Nothing more than meat and potatoes in the Midwest? Really? The Midwestern city of Chicago has a vibrant dining scene. There are restaurants, cafes, and grocery stores that feature just about every cuisine and culture. Even smaller cities like Grand Rapids, Michigan, offer outstanding meals like the Scandinavian dinner I had at The Søvengård. One of the most delicious Cuban sandwiches I’ve ever had was at Red River Kitchen at City House in St. Paul, Minnesota.  And you can’t miss the mouthwatering avocado toast at Rosie’s Place in
Noblesville, Indiana. So think twice before you dismiss the Midwest as having nothing more than meat and potatoes!

Related Article:  Midwest Restaurants with Memorable Breakfasts

What about you?

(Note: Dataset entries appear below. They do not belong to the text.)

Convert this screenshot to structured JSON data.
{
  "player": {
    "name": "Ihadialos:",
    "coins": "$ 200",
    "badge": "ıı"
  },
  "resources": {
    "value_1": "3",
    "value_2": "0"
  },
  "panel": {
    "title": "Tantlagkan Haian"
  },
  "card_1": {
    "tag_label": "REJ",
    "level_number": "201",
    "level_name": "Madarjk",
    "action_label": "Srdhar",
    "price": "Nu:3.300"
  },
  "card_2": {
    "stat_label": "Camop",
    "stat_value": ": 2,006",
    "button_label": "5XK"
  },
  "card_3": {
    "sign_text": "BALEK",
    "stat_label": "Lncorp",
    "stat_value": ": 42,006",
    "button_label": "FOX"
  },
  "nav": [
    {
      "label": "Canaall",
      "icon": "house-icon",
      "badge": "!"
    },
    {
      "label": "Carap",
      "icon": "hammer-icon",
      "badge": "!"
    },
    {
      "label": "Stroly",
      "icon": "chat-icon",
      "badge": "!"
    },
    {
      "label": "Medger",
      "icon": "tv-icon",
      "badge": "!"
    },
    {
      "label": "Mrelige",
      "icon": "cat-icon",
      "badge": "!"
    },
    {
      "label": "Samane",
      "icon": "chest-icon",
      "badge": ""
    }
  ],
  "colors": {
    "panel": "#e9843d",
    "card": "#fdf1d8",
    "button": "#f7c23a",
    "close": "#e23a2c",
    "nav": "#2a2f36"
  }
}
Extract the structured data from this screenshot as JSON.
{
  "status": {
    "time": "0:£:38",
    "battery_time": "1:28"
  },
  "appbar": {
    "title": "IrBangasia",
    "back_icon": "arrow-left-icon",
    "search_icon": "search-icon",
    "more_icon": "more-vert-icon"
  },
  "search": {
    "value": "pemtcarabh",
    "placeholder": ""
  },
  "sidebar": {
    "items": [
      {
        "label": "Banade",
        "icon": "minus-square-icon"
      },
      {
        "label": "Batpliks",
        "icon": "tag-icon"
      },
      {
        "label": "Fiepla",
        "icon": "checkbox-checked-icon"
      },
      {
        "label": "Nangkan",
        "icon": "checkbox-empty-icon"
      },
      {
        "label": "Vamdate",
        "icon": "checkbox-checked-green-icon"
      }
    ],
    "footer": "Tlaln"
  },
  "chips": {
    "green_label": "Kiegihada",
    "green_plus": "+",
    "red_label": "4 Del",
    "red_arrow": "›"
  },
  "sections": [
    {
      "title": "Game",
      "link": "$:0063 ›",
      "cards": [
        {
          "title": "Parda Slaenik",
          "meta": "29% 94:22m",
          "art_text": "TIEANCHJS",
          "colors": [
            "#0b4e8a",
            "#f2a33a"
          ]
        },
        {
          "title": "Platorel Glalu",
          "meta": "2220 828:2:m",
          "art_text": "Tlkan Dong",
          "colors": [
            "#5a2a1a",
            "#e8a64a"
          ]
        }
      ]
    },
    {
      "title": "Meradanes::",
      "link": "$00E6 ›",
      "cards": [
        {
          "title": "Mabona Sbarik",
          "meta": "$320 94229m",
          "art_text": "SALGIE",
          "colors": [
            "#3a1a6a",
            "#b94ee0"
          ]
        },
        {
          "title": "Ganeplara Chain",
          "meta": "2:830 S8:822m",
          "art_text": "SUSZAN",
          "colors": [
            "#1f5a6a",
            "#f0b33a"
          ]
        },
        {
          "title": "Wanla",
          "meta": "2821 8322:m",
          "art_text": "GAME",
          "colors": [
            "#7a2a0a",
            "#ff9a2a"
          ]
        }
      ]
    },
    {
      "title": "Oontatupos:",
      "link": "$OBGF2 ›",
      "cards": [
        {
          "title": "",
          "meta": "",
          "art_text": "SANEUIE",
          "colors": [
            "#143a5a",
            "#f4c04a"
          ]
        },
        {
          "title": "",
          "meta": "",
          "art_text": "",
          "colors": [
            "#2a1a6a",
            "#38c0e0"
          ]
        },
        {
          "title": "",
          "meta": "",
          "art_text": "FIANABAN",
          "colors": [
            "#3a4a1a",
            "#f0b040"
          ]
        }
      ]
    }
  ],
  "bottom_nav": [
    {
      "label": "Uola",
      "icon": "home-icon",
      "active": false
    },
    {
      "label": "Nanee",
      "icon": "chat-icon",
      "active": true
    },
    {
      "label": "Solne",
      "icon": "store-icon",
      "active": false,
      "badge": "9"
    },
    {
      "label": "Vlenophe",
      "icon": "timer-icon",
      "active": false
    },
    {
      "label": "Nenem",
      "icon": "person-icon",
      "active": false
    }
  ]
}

Is there a Midwestern stereotype that you’re sick of hearing? Do you still believe in one of the stereotypes debunked here?  Share your thoughts in the comments section below.

Do you still believe these six Midwestern stereotypes? #MWTravel #midwest    Do you still believe these six Midwestern stereotypes? #MWTravel #midwest

Advertisements

6 thoughts on “6 Midwestern Stereotypes That People in “Flyover States” Are Sick of Hearing

  1. I love how this post turned out! Thanks for including me! My other half went to see Avenged Sevenfold in Cedar Rapids IA on Friday…they definitely aren’t country music…about as far away as you can get from country!

    1. Thanks for sharing your perspective! I love that you brought the unique perspective of someone not born and raised in the Midwest to the article.

  2. I made Chicago and the Midwest my home for many years before moving back to Europe. And I know that it’s much more than flyover states! Bysa and Francesca (whom I know IRL) mention two of my faorite places: Chicago’s Montrose Beach and Grand Rapids, MI – a cool mid-sized city that wasnamed Beer City USA by Lonely Planet a few years ago. If I could add wnything to this article, it would be wineries in SW Michigan and Traverse City. #midwestisthebest

  3. Like Susan, I’m happy to call Minneapolis home. Like many other midwestern cities, we have vibrant food, music, theater and art scenes. Within a 5-mile radius of my house I can eat just about any type of food, visit 3 amazing art museums, a couple nationally-renowed theaters, and have a lot of options for great live music. Then there’s the Minnesota State Fair! What’s not to love? Thanks for a great article!

Share Your Thoughts